This study aimed to examine the effectiveness of a multidisciplinary intervention with aftercare (MD) compared to aerobic exercise (AE) and usual care (UC) in recently diagnosed patients with fibromyalgia (FM). In a Zelen-like design, eligible patients from the outpatient rheumatology clinics of three medical centres in the South of the Netherlands were consecutively recruited and pre-randomised to MD (n = 108), AE (n = 47) or UC (n = 48). MD consisted of a 12-week course of sociotherapy, physiotherapy, psychotherapy and creative arts therapy (three half days per week), followed by five aftercare meetings in 9 months. AE was given twice a week in a 12-week course. UC varied but incorporated at least education and lifestyle advice. Primary outcomes were health-related quality of life (HR-Qol), participation and health care utilisation. Secondary outcome was the Fibromyalgia Impact Questionnaire (FIQ). Total follow-up duration of the study was 21–24 months. As willingness to participate in AE was limited, this group has been analysed but interpretation of the data is considered arguable. Within the MD group, a statistically significantly improved HR-Qol and a statistically significant reduction in number of hours sick leave, number of contacts with general practitioners and number of contacts with medical specialists was found. Moreover, statistically significant improvements were found on the FIQ, which increased after the intervention. However, no statistically significant between-group differences were found at the endpoint of the study.

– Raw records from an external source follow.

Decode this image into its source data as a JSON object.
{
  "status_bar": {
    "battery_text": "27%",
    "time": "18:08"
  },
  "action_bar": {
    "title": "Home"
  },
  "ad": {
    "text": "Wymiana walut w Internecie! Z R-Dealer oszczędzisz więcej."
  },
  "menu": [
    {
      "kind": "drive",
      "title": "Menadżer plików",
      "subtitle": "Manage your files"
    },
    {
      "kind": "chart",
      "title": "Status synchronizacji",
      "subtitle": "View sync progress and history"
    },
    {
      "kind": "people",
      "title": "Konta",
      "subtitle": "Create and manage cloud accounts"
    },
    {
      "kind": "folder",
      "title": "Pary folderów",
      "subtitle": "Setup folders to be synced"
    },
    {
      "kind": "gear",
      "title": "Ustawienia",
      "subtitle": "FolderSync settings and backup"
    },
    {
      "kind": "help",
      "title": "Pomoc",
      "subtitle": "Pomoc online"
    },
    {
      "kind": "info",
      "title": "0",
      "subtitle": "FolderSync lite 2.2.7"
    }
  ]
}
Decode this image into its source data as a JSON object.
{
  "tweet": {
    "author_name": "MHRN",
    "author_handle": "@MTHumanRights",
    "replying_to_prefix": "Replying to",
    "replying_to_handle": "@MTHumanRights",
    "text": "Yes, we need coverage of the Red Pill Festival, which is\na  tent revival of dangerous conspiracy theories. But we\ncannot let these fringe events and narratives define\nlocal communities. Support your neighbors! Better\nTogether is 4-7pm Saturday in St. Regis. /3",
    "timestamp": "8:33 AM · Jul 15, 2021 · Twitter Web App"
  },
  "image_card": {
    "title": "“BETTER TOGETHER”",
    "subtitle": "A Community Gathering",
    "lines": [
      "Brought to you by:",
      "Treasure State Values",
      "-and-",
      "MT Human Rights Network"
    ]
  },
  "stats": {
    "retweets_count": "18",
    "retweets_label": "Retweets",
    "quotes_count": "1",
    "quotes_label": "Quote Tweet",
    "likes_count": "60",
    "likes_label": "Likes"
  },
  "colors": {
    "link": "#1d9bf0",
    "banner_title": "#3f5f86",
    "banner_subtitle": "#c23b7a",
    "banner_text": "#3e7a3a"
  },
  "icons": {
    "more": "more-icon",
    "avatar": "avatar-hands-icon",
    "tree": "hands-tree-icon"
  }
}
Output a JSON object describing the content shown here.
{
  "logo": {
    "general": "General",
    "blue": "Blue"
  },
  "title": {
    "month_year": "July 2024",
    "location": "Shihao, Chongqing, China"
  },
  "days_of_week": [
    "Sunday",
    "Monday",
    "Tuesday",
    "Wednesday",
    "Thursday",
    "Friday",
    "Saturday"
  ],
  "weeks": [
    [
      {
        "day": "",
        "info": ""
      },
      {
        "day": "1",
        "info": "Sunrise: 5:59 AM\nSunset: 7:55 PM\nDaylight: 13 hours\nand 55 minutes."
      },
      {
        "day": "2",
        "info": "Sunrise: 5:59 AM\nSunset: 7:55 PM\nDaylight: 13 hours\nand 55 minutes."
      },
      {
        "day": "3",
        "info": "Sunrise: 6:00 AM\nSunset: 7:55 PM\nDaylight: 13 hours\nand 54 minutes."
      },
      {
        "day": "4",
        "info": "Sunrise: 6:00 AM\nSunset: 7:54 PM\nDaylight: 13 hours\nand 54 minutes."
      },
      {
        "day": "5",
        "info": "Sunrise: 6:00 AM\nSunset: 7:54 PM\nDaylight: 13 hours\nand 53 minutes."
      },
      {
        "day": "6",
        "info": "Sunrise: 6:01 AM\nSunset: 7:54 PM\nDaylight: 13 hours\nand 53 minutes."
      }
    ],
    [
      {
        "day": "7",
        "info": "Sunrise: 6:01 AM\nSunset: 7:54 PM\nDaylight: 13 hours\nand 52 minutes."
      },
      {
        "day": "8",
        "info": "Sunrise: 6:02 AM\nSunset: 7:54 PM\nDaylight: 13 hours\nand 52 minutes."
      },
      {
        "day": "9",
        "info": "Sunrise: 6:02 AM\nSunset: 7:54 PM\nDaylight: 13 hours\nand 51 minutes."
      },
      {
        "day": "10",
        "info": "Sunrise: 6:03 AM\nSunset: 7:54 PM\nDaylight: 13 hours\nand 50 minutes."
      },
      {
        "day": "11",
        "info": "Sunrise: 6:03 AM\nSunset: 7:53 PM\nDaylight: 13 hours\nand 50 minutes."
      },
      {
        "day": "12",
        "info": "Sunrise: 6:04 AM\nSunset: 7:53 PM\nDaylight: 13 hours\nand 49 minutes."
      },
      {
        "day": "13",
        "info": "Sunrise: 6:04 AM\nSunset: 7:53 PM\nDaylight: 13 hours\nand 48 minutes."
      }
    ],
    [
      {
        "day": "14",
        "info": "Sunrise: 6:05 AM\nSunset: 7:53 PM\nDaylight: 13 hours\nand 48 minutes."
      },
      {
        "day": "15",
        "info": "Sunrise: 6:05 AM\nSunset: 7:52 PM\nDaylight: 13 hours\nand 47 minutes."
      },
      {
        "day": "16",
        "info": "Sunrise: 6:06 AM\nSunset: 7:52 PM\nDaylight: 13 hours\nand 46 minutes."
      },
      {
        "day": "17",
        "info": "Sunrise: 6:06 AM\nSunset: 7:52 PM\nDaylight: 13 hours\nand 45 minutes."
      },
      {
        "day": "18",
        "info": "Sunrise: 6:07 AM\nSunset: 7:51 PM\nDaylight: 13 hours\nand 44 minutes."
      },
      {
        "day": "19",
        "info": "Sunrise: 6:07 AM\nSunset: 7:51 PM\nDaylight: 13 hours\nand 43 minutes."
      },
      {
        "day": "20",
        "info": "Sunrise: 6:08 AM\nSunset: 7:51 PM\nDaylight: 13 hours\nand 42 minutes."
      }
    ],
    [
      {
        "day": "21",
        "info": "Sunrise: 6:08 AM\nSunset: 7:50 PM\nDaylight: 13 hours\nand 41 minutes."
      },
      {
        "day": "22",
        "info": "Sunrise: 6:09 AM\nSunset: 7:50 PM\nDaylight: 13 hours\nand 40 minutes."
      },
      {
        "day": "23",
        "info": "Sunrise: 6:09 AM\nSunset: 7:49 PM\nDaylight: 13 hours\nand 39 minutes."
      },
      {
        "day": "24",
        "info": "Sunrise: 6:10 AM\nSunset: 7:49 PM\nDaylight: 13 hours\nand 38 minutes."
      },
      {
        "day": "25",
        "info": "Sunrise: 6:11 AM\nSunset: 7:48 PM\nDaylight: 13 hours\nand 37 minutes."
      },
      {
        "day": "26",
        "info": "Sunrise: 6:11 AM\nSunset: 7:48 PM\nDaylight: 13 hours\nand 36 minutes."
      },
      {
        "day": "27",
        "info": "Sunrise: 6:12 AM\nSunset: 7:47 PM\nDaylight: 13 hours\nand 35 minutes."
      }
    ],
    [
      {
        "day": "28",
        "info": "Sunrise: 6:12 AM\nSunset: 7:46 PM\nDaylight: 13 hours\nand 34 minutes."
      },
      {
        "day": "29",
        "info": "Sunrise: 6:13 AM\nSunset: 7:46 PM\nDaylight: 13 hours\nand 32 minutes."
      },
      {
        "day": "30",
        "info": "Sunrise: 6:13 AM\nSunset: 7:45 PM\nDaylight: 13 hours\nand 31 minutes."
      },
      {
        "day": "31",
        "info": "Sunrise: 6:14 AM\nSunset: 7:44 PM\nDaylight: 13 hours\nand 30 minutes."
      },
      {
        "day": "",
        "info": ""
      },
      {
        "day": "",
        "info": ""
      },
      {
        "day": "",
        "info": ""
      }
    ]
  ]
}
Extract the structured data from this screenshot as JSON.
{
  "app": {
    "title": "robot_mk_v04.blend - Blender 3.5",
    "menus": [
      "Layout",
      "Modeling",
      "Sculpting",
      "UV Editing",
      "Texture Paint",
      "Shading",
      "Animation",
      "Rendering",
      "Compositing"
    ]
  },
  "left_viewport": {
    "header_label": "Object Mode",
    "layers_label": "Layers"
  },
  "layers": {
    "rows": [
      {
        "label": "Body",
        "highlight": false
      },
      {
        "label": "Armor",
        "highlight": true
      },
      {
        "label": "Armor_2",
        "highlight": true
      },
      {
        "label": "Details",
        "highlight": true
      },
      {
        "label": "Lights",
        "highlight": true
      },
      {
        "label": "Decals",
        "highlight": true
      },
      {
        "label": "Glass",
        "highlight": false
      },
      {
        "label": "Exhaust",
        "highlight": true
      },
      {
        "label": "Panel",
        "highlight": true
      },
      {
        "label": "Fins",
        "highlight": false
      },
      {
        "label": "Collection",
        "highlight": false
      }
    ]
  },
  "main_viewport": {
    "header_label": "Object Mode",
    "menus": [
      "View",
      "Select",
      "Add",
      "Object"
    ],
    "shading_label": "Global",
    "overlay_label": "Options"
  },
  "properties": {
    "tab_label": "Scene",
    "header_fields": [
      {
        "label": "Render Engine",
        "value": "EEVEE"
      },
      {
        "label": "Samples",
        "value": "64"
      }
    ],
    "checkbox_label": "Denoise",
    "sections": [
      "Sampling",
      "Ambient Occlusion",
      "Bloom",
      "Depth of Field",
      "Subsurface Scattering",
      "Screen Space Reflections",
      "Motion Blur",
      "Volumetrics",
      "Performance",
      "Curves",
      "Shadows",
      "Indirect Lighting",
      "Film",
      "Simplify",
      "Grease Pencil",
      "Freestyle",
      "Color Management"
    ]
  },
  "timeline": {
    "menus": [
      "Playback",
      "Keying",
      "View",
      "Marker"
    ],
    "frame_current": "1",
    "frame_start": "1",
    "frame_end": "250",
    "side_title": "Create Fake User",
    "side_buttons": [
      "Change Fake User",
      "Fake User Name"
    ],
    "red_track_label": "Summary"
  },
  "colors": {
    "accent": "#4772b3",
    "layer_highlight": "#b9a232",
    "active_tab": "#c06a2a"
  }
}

MD seemed to yield positive effects, but firm conclusions with regard to effectiveness cannot be formulated due to small between-group differences and limitations of the study.

Trial registration: ISRCTN32542621.